» **PROVIDED DATA**
——————
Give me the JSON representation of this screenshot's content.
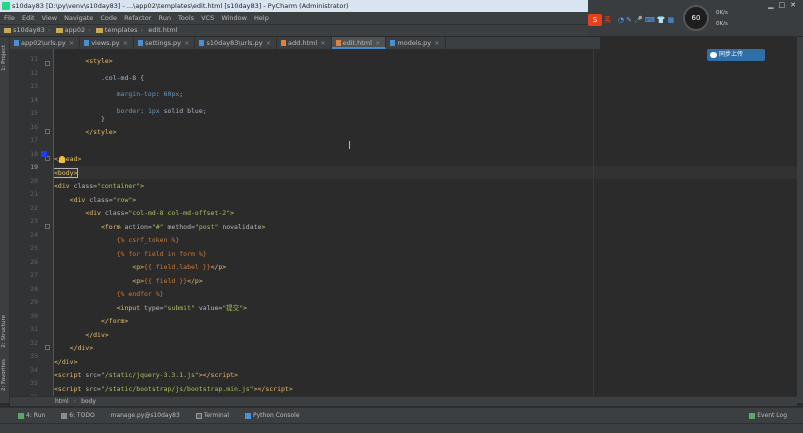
{
  "window": {
    "title": "s10day83 [D:\\py\\venv\\s10day83] - ...\\app02\\templates\\edit.html [s10day83] - PyCharm (Administrator)"
  },
  "menu": [
    "File",
    "Edit",
    "View",
    "Navigate",
    "Code",
    "Refactor",
    "Run",
    "Tools",
    "VCS",
    "Window",
    "Help"
  ],
  "tray": {
    "ime_label": "英",
    "cpu": "60",
    "net_up": "0K/s",
    "net_down": "0K/s"
  },
  "breadcrumb": [
    "s10day83",
    "app02",
    "templates",
    "edit.html"
  ],
  "tabs": [
    {
      "label": "app02\\urls.py",
      "active": false
    },
    {
      "label": "views.py",
      "active": false
    },
    {
      "label": "settings.py",
      "active": false
    },
    {
      "label": "s10day83\\urls.py",
      "active": false
    },
    {
      "label": "add.html",
      "active": false
    },
    {
      "label": "edit.html",
      "active": true
    },
    {
      "label": "models.py",
      "active": false
    }
  ],
  "sync_button": "同步上传",
  "left_tool_windows": [
    "1: Project",
    "2: Structure",
    "2: Favorites"
  ],
  "line_numbers": [
    "11",
    "12",
    "13",
    "14",
    "15",
    "16",
    "17",
    "18",
    "19",
    "20",
    "21",
    "22",
    "23",
    "24",
    "25",
    "26",
    "27",
    "28",
    "29",
    "30",
    "31",
    "32",
    "33",
    "34",
    "35",
    "36"
  ],
  "current_line": "19",
  "code_breadcrumb": [
    "html",
    "body"
  ],
  "bottom_tools": [
    "4: Run",
    "6: TODO",
    "manage.py@s10day83",
    "Terminal",
    "Python Console"
  ],
  "event_log": "Event Log",
  "colors": {
    "background": "#2b2b2b",
    "tag": "#e8bf6a",
    "string": "#a5c25c",
    "number": "#6897bb",
    "keyword": "#cc7832"
  }
}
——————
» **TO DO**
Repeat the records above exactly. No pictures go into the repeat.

» **EXERCISE OUTPUT**
Give me the JSON representation of this screenshot's content.
{
  "window": {
    "title": "s10day83 [D:\\py\\venv\\s10day83] - ...\\app02\\templates\\edit.html [s10day83] - PyCharm (Administrator)"
  },
  "menu": [
    "File",
    "Edit",
    "View",
    "Navigate",
    "Code",
    "Refactor",
    "Run",
    "Tools",
    "VCS",
    "Window",
    "Help"
  ],
  "tray": {
    "ime_label": "英",
    "cpu": "60",
    "net_up": "0K/s",
    "net_down": "0K/s"
  },
  "breadcrumb": [
    "s10day83",
    "app02",
    "templates",
    "edit.html"
  ],
  "tabs": [
    {
      "label": "app02\\urls.py",
      "active": false
    },
    {
      "label": "views.py",
      "active": false
    },
    {
      "label": "settings.py",
      "active": false
    },
    {
      "label": "s10day83\\urls.py",
      "active": false
    },
    {
      "label": "add.html",
      "active": false
    },
    {
      "label": "edit.html",
      "active": true
    },
    {
      "label": "models.py",
      "active": false
    }
  ],
  "sync_button": "同步上传",
  "left_tool_windows": [
    "1: Project",
    "2: Structure",
    "2: Favorites"
  ],
  "line_numbers": [
    "11",
    "12",
    "13",
    "14",
    "15",
    "16",
    "17",
    "18",
    "19",
    "20",
    "21",
    "22",
    "23",
    "24",
    "25",
    "26",
    "27",
    "28",
    "29",
    "30",
    "31",
    "32",
    "33",
    "34",
    "35",
    "36"
  ],
  "current_line": "19",
  "code_breadcrumb": [
    "html",
    "body"
  ],
  "bottom_tools": [
    "4: Run",
    "6: TODO",
    "manage.py@s10day83",
    "Terminal",
    "Python Console"
  ],
  "event_log": "Event Log",
  "colors": {
    "background": "#2b2b2b",
    "tag": "#e8bf6a",
    "string": "#a5c25c",
    "number": "#6897bb",
    "keyword": "#cc7832"
  }
}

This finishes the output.